Via Flickr user Anika Erdmann.

When twenty-year-old John Reber came to California from his native Ohio in 1907, he planned to become a teacher. But he couldn’t resist the siren call of show business and instead became an actor, director, and writer. He wrote screenplays for Mack Sennet comedies. (Reber said his method was to write tragedies and then “throw in a couple of custard pies” for laughs.) For two decades, he made a good living writing and directing plays and pageants in communities up and down California. Local service clubs such as the Elks usually sponsored the productions, which featured townspeople in the cast. Reber estimated he staged more than 300 performances in sixty towns and cities with local casts of 100 to 5,000 people. This put him in contact with “all the best people,” influential men and women who might later support his bay plan. Senator and former Governor Hiram Johnson said Reber knew more people than anyone else in California. Reber believed his show business experience prepared him to create his grand plan. “What is master planning but stage managing an area?” he asked.

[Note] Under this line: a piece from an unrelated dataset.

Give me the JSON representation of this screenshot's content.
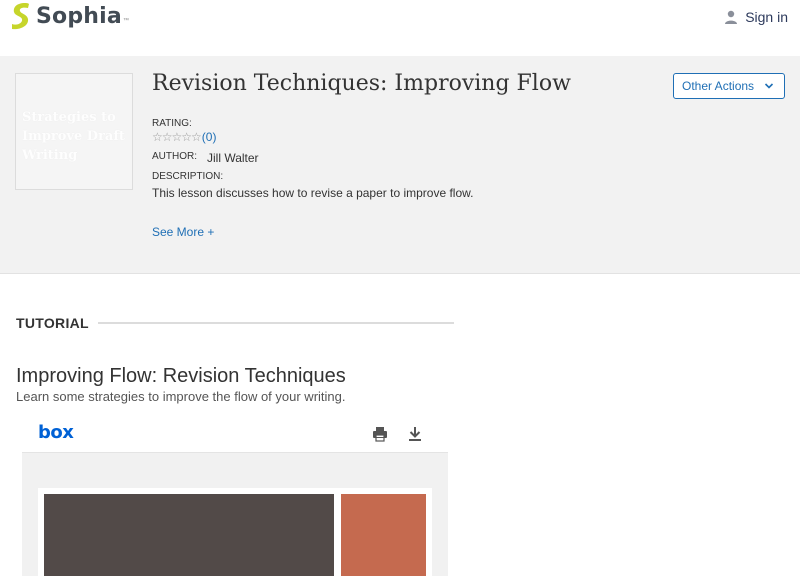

According to Reber, the implementation of the plan would be “the greatest pageant on earth.”3

Reber argued the bay was “a geographic mistake,” interfering with the efficient operation of the surrounding metropolis. Because of the bay, the transcontinental railroad ended in Oakland instead of its natural destination, San Francisco. Reber initially favored an earthen causeway to bring the rails directly into the city. But as he traveled around California and learned of the extraordinary value of freshwater to the state’s development, his plan became far more ambitious. By 1929 his proposal included two large earth-filled dams, one located just south of the current Bay Bridge and the other at the approximate location of today’s Richmond-San Rafael Bridge. While the tops of the structures would serve as transportation corridors for rail and auto traffic, the dams would also block saltwater intrusion into both the north and south bays, creating two massive freshwater lakes. Under the Reber Plan, only about 15 percent of the present bay would have remained subject to ocean tides. Reber estimated the lakes would store about 10 million acre-feet of water, more than twice the capacity of Lake Shasta, California’s largest reservoir. The water would have been available for residential and industrial use around the bay and for irrigation in regional agricultural areas such as the Santa Clara Valley.4

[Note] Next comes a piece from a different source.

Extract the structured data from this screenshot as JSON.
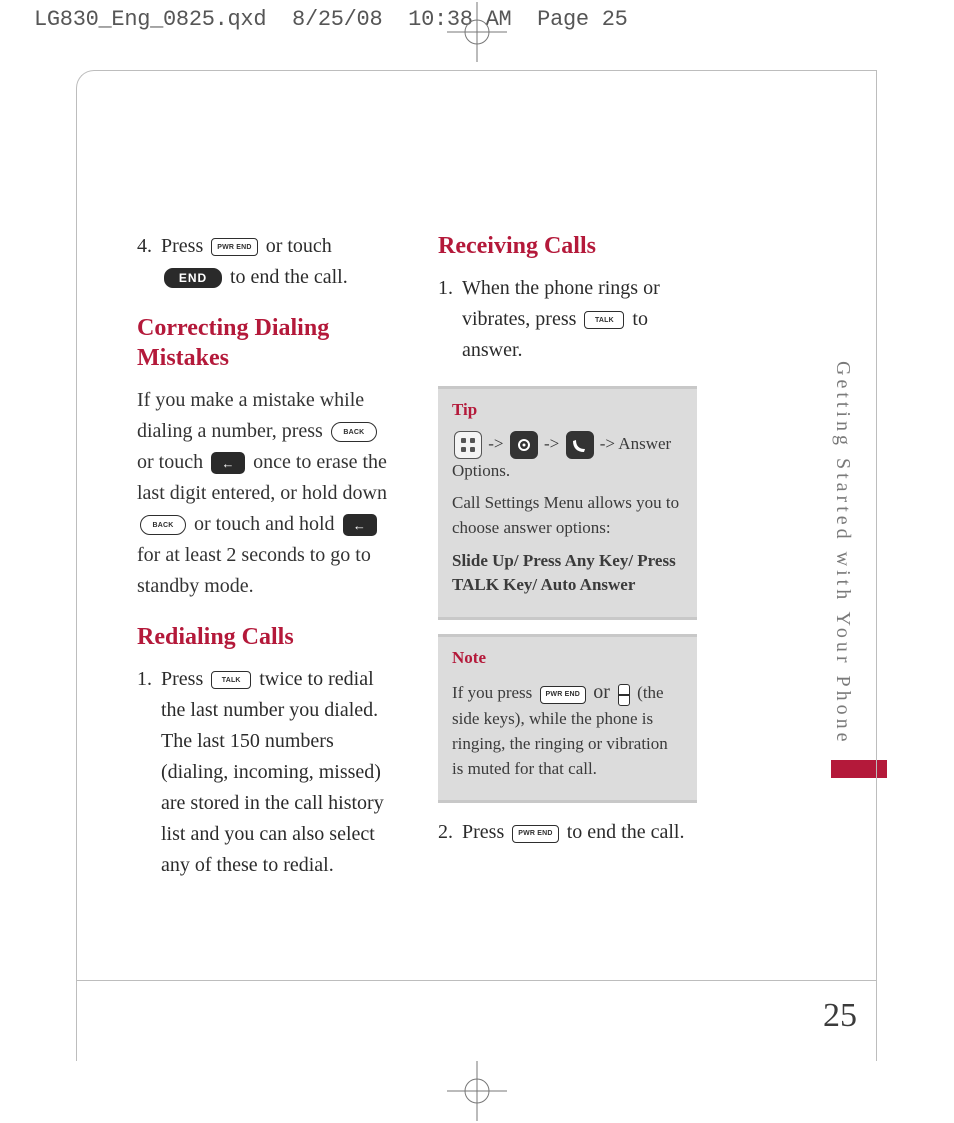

The Reber Plan also proposed massive amounts of new bay fill, creating about 20,000 acres of additional dry land on what was once wetlands and open water. The largest fill would have been off the Richmond, Berkeley, Albany, and Emeryville shoreline. The plan envisioned a twelve-mile freshwater channel through these new lands, linking the two lakes and allowing runoff from the Sacramento and San Joaquin Rivers to circulate in both the north and south waterways. The plan included locks to allow shipping to pass from salt water to freshwater. Reber added features as time went on: additional port facilities, an aqueduct to transport water to the San Joaquin Valley, an airport, a regional transportation terminal, and a high-speed military freeway connecting the Bay Area to Los Angeles. As World War II approached, Reber planned new military elements, including naval bases on filled land along the Marin County shoreline and secure hangars and fuel storage facilities in caves created by the excavation of fill for construction of the earthen dams. Later Reber promoted the proposed transportation corridors as evacuation routes in the event of atomic attack.5 During its nearly thirty years of design and debate, the Reber Plan was an organic document, changing to reflect new circumstances and political realities. But the transportation links and the freshwater lakes remained the key elements of John Reber’s grand vision.

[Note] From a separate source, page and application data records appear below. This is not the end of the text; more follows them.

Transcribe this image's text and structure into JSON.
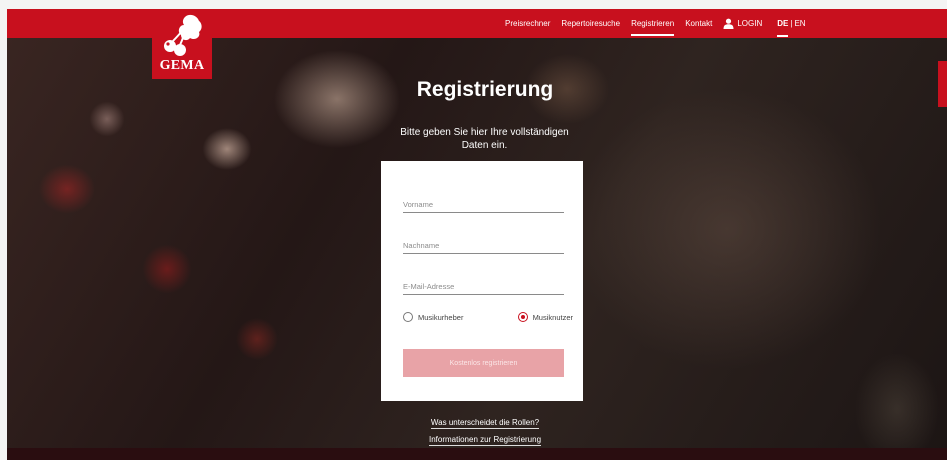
{
  "brand": {
    "logo_text": "GEMA",
    "primary_color": "#c8101e"
  },
  "nav": {
    "items": [
      "Preisrechner",
      "Repertoiresuche",
      "Registrieren",
      "Kontakt"
    ],
    "active": "Registrieren",
    "login_label": "LOGIN",
    "lang_de": "DE",
    "lang_sep": "|",
    "lang_en": "EN"
  },
  "page": {
    "title": "Registrierung",
    "subtitle": "Bitte geben Sie hier Ihre vollständigen Daten ein."
  },
  "form": {
    "first_name_placeholder": "Vorname",
    "last_name_placeholder": "Nachname",
    "email_placeholder": "E-Mail-Adresse",
    "role_options": [
      "Musikurheber",
      "Musiknutzer"
    ],
    "selected_role": "Musiknutzer",
    "submit_label": "Kostenlos registrieren"
  },
  "links": {
    "roles_info": "Was unterscheidet die Rollen?",
    "registration_info": "Informationen zur Registrierung"
  }
}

The Reber Plan, via Flickr user Eric Fischer.

Reber belonged to a generation of Americans who had great faith in massive public works. Beginning with the construction of the transcontinental railroad, an enterprise heavily